--- Data shown ---

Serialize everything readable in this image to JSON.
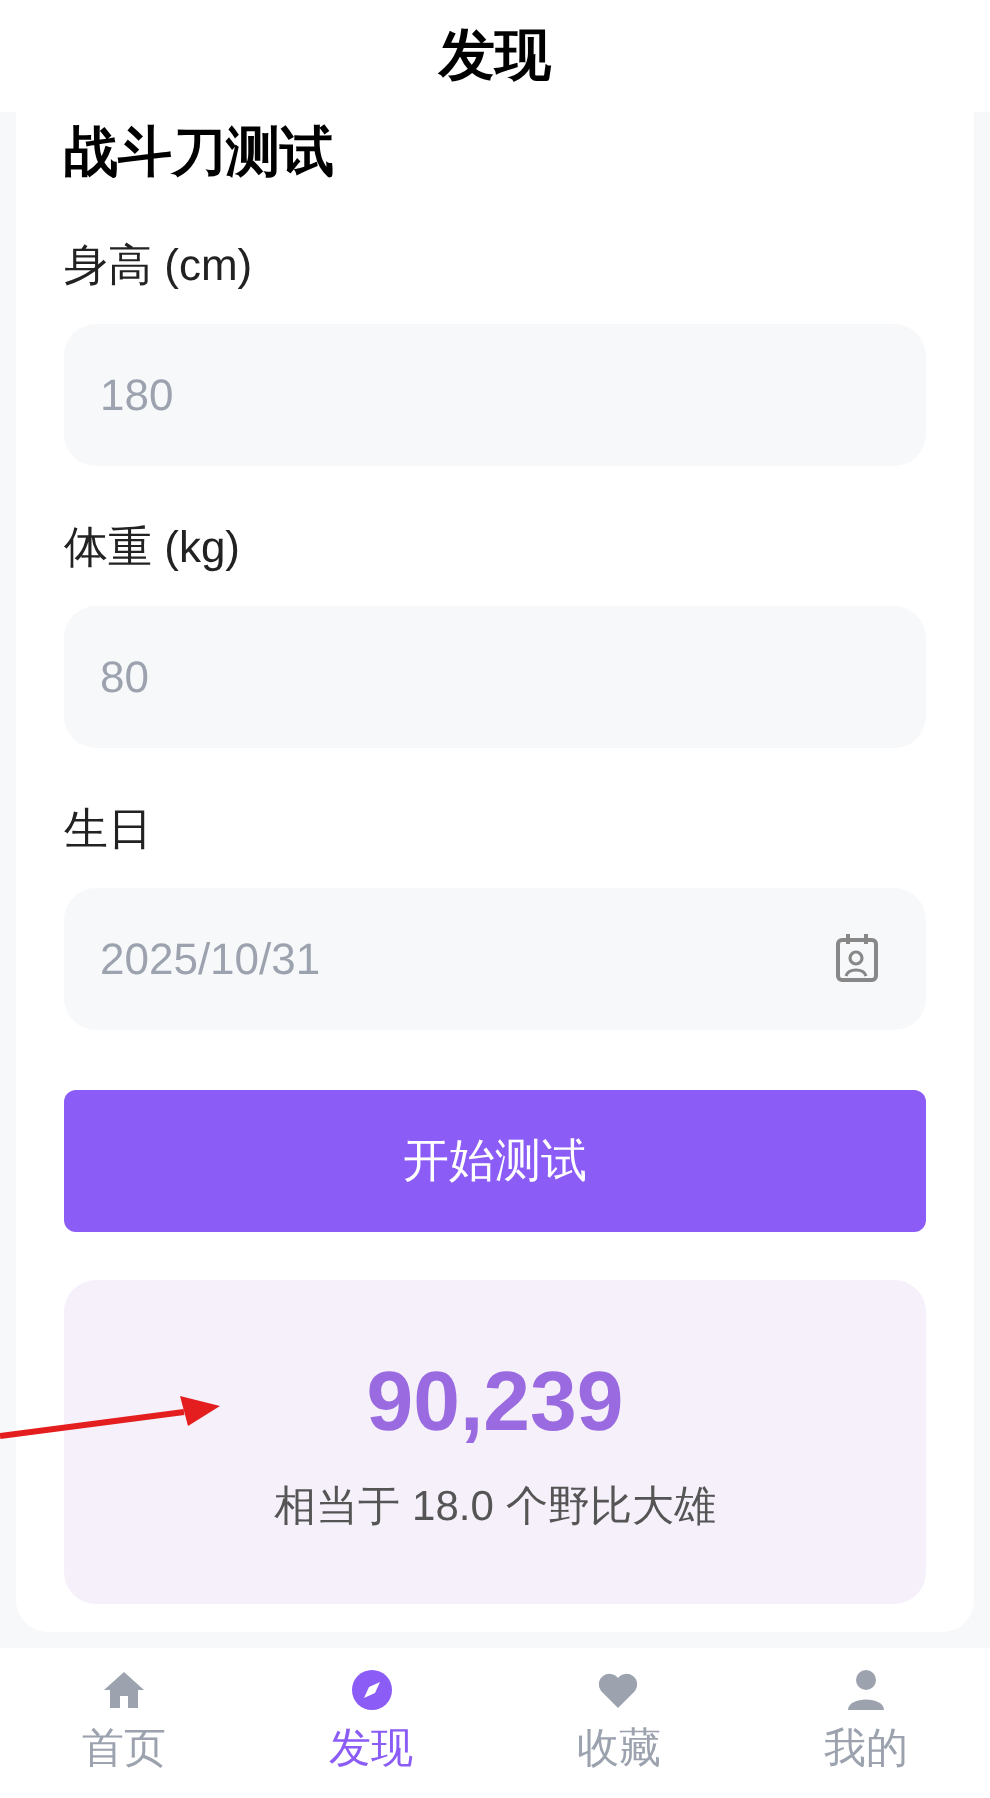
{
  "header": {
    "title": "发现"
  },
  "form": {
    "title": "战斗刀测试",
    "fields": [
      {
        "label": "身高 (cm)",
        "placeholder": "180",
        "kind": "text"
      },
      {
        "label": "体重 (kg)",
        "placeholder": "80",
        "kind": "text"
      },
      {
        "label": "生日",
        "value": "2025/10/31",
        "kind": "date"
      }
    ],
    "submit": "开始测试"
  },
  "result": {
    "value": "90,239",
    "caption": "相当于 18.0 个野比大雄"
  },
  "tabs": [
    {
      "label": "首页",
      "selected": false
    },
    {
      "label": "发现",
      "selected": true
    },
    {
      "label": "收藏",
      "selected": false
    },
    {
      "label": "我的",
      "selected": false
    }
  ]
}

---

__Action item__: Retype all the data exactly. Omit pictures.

__The completed task__:
Serialize everything readable in this image to JSON.
{
  "header": {
    "title": "发现"
  },
  "form": {
    "title": "战斗刀测试",
    "fields": [
      {
        "label": "身高 (cm)",
        "placeholder": "180",
        "kind": "text"
      },
      {
        "label": "体重 (kg)",
        "placeholder": "80",
        "kind": "text"
      },
      {
        "label": "生日",
        "value": "2025/10/31",
        "kind": "date"
      }
    ],
    "submit": "开始测试"
  },
  "result": {
    "value": "90,239",
    "caption": "相当于 18.0 个野比大雄"
  },
  "tabs": [
    {
      "label": "首页",
      "selected": false
    },
    {
      "label": "发现",
      "selected": true
    },
    {
      "label": "收藏",
      "selected": false
    },
    {
      "label": "我的",
      "selected": false
    }
  ]
}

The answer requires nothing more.